WORK TO BE COMPLETED:
The result should be an exact copy of the entries that follow, with no pictures included.

Dataset rows for apps and sites:
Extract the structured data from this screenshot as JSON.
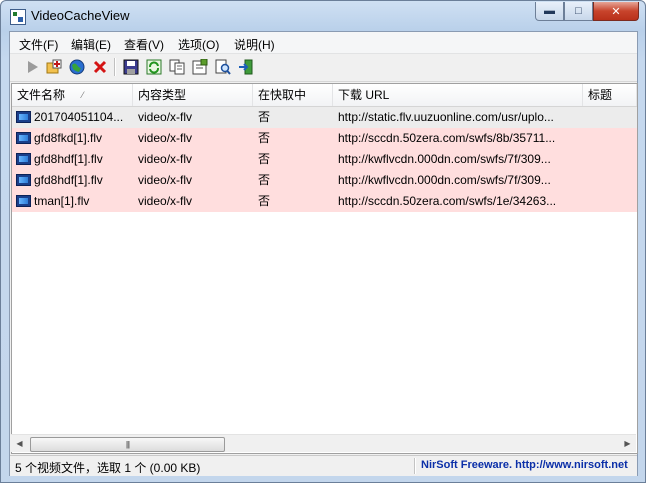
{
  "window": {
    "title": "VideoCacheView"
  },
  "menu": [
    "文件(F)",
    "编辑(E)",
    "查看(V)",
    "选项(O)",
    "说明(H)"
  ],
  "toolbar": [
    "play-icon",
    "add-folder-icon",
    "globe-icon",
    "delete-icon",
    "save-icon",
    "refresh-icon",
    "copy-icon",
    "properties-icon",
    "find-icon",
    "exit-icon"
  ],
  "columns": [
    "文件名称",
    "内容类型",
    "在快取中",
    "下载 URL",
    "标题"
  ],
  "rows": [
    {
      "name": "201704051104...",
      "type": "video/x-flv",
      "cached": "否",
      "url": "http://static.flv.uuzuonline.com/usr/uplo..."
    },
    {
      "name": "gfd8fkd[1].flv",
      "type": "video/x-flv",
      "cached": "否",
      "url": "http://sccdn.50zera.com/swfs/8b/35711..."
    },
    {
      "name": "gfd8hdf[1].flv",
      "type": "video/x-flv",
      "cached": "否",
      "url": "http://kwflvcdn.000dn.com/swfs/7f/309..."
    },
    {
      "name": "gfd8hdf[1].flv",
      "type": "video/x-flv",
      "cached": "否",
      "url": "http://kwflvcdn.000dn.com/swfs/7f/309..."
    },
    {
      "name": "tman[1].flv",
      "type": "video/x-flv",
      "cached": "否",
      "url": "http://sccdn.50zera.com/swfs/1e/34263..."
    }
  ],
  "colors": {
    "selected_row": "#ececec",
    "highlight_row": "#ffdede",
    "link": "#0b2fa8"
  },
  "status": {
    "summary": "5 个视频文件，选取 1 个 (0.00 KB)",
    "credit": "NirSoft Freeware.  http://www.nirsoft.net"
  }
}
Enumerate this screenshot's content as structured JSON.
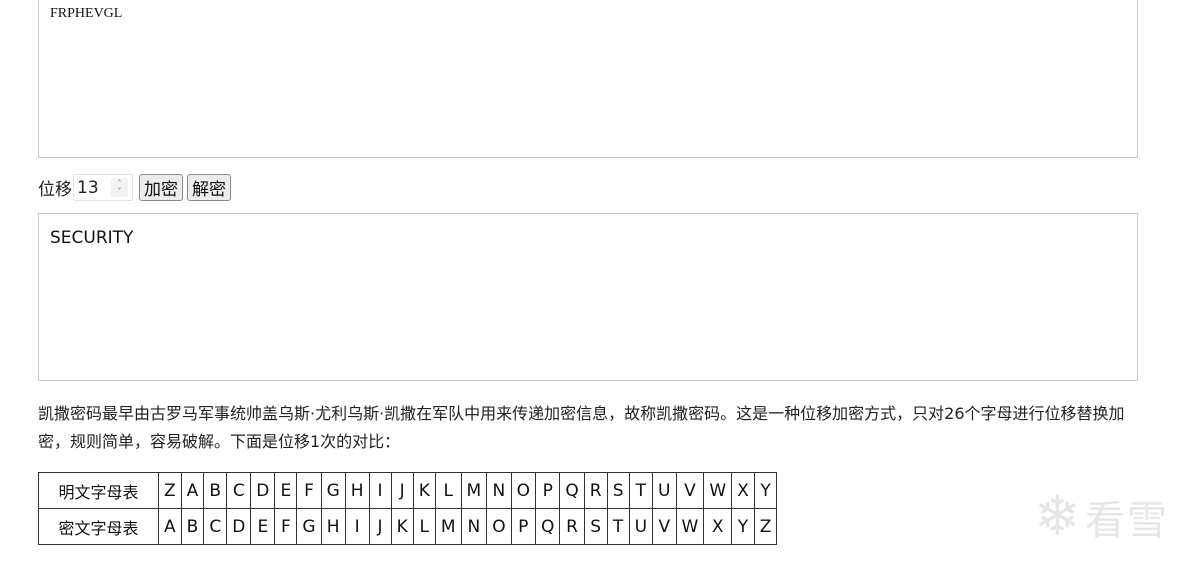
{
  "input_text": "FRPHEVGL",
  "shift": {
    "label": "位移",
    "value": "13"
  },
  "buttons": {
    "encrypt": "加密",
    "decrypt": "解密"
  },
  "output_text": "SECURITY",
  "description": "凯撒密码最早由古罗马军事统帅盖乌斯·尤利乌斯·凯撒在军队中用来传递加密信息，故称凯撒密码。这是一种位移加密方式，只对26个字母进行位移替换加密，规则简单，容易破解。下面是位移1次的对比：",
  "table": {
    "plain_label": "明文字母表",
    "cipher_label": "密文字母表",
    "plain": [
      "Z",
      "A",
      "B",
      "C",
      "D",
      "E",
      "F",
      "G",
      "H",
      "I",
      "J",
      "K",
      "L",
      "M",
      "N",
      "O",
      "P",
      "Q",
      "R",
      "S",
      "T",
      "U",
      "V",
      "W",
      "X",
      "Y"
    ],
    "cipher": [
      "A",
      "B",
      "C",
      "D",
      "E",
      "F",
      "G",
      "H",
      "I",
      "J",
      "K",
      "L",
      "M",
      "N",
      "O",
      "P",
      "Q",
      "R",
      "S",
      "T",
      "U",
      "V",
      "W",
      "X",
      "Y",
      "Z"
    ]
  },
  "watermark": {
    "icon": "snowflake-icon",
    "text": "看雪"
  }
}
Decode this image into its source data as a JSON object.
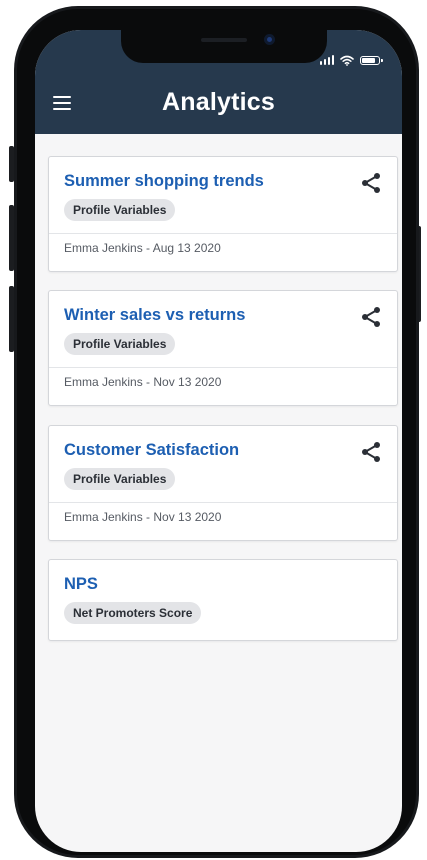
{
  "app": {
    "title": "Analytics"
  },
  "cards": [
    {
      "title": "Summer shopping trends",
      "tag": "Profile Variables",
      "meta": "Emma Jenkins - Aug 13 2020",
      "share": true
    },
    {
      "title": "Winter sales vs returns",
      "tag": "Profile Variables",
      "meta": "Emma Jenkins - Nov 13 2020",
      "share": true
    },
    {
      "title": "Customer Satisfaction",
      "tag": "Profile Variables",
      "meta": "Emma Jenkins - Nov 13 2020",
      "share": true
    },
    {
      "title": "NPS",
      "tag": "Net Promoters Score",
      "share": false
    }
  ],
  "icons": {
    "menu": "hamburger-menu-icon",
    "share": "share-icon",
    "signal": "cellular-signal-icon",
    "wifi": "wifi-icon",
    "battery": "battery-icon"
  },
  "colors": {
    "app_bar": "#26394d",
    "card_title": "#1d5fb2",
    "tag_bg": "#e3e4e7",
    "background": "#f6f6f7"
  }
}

EXPECTED OUTPUT:
Extract the structured data from this screenshot as JSON.
{
  "window": {
    "title": "VideoCacheView"
  },
  "menu": [
    "文件(F)",
    "编辑(E)",
    "查看(V)",
    "选项(O)",
    "说明(H)"
  ],
  "toolbar": [
    "play-icon",
    "add-folder-icon",
    "globe-icon",
    "delete-icon",
    "save-icon",
    "refresh-icon",
    "copy-icon",
    "properties-icon",
    "find-icon",
    "exit-icon"
  ],
  "columns": [
    "文件名称",
    "内容类型",
    "在快取中",
    "下载 URL",
    "标题"
  ],
  "rows": [
    {
      "name": "201704051104...",
      "type": "video/x-flv",
      "cached": "否",
      "url": "http://static.flv.uuzuonline.com/usr/uplo..."
    },
    {
      "name": "gfd8fkd[1].flv",
      "type": "video/x-flv",
      "cached": "否",
      "url": "http://sccdn.50zera.com/swfs/8b/35711..."
    },
    {
      "name": "gfd8hdf[1].flv",
      "type": "video/x-flv",
      "cached": "否",
      "url": "http://kwflvcdn.000dn.com/swfs/7f/309..."
    },
    {
      "name": "gfd8hdf[1].flv",
      "type": "video/x-flv",
      "cached": "否",
      "url": "http://kwflvcdn.000dn.com/swfs/7f/309..."
    },
    {
      "name": "tman[1].flv",
      "type": "video/x-flv",
      "cached": "否",
      "url": "http://sccdn.50zera.com/swfs/1e/34263..."
    }
  ],
  "colors": {
    "selected_row": "#ececec",
    "highlight_row": "#ffdede",
    "link": "#0b2fa8"
  },
  "status": {
    "summary": "5 个视频文件，选取 1 个 (0.00 KB)",
    "credit": "NirSoft Freeware.  http://www.nirsoft.net"
  }
}
Enumerate this screenshot's content as structured JSON.
{
  "input_text": "FRPHEVGL",
  "shift": {
    "label": "位移",
    "value": "13"
  },
  "buttons": {
    "encrypt": "加密",
    "decrypt": "解密"
  },
  "output_text": "SECURITY",
  "description": "凯撒密码最早由古罗马军事统帅盖乌斯·尤利乌斯·凯撒在军队中用来传递加密信息，故称凯撒密码。这是一种位移加密方式，只对26个字母进行位移替换加密，规则简单，容易破解。下面是位移1次的对比：",
  "table": {
    "plain_label": "明文字母表",
    "cipher_label": "密文字母表",
    "plain": [
      "Z",
      "A",
      "B",
      "C",
      "D",
      "E",
      "F",
      "G",
      "H",
      "I",
      "J",
      "K",
      "L",
      "M",
      "N",
      "O",
      "P",
      "Q",
      "R",
      "S",
      "T",
      "U",
      "V",
      "W",
      "X",
      "Y"
    ],
    "cipher": [
      "A",
      "B",
      "C",
      "D",
      "E",
      "F",
      "G",
      "H",
      "I",
      "J",
      "K",
      "L",
      "M",
      "N",
      "O",
      "P",
      "Q",
      "R",
      "S",
      "T",
      "U",
      "V",
      "W",
      "X",
      "Y",
      "Z"
    ]
  },
  "watermark": {
    "icon": "snowflake-icon",
    "text": "看雪"
  }
}
Decode this image into its source data as a JSON object.
{
  "app": {
    "title": "Analytics"
  },
  "cards": [
    {
      "title": "Summer shopping trends",
      "tag": "Profile Variables",
      "meta": "Emma Jenkins - Aug 13 2020",
      "share": true
    },
    {
      "title": "Winter sales vs returns",
      "tag": "Profile Variables",
      "meta": "Emma Jenkins - Nov 13 2020",
      "share": true
    },
    {
      "title": "Customer Satisfaction",
      "tag": "Profile Variables",
      "meta": "Emma Jenkins - Nov 13 2020",
      "share": true
    },
    {
      "title": "NPS",
      "tag": "Net Promoters Score",
      "share": false
    }
  ],
  "icons": {
    "menu": "hamburger-menu-icon",
    "share": "share-icon",
    "signal": "cellular-signal-icon",
    "wifi": "wifi-icon",
    "battery": "battery-icon"
  },
  "colors": {
    "app_bar": "#26394d",
    "card_title": "#1d5fb2",
    "tag_bg": "#e3e4e7",
    "background": "#f6f6f7"
  }
}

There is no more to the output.